_Task details:_ Lines below that include the word "change" should each be copied.

(App and web page records)
■ ■ ■
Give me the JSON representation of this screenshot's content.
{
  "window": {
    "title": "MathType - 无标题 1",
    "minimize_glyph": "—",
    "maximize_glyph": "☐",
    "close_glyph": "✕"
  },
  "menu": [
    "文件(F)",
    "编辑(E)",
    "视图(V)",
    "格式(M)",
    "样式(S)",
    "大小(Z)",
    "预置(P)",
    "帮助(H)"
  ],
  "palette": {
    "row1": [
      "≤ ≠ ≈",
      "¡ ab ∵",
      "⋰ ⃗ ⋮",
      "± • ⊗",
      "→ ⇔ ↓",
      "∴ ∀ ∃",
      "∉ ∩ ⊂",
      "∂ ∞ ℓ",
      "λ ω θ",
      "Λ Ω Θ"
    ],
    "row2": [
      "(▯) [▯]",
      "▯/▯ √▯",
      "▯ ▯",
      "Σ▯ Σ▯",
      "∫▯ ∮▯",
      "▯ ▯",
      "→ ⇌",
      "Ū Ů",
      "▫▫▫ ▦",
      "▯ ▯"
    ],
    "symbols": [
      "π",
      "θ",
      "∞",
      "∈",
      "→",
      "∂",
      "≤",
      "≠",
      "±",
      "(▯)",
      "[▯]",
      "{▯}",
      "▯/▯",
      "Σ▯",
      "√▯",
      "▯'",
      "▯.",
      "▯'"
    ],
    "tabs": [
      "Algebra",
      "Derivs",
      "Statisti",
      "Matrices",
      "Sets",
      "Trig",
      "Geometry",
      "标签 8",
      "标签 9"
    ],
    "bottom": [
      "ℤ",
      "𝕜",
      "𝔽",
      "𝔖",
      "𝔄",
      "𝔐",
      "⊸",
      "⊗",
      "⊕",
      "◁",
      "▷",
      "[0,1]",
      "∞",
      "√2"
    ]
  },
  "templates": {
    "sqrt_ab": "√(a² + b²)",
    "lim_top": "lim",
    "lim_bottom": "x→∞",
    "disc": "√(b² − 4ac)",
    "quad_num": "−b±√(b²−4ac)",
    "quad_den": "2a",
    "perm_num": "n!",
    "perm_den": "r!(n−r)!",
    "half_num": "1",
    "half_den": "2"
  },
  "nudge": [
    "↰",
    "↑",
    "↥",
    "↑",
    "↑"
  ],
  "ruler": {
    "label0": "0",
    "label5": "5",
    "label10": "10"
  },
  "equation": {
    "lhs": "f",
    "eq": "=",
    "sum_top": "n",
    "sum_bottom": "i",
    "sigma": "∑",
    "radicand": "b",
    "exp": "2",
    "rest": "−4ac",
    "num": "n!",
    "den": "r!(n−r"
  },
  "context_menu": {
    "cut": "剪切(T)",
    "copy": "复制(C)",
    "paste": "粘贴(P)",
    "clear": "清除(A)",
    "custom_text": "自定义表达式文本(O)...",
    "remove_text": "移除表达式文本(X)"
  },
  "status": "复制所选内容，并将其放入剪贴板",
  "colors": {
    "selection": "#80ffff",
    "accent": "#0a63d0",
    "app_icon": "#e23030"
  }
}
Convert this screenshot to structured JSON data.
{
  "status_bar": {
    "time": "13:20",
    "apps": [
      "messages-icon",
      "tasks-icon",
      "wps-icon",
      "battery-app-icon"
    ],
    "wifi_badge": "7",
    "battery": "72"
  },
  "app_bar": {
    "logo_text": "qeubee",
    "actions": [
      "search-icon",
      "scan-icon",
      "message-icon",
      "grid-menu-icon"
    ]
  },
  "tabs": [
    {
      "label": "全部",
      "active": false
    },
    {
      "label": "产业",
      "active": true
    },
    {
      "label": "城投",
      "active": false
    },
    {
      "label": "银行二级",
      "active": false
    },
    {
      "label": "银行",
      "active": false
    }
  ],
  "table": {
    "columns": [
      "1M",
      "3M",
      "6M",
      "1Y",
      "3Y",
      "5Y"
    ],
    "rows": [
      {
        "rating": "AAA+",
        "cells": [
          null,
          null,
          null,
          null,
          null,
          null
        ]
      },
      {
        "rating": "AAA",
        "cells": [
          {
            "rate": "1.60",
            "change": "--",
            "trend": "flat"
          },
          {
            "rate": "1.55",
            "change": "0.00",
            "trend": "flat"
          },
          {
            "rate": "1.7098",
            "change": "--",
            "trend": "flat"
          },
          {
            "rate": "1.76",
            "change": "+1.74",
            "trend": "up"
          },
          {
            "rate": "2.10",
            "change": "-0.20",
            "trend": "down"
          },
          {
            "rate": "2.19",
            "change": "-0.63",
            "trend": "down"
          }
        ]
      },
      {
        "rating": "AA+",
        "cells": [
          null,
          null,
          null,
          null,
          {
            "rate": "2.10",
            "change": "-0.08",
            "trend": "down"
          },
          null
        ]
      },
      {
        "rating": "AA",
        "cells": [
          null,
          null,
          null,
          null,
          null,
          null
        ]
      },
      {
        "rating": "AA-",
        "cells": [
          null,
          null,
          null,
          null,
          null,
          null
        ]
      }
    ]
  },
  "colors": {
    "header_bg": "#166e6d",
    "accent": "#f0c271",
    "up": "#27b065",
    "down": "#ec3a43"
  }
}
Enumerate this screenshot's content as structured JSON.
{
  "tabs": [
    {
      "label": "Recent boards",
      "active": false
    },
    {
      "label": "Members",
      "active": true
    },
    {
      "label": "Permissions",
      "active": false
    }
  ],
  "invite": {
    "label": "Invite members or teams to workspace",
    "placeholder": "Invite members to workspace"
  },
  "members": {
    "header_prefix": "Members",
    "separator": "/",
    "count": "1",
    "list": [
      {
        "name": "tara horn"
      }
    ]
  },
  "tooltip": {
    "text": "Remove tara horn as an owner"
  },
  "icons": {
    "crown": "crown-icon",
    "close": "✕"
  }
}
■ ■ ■
_The answer:_
            "change": "--",
            "change": "0.00",
            "change": "--",
            "change": "+1.74",
            "change": "-0.20",
            "change": "-0.63",
            "change": "-0.08",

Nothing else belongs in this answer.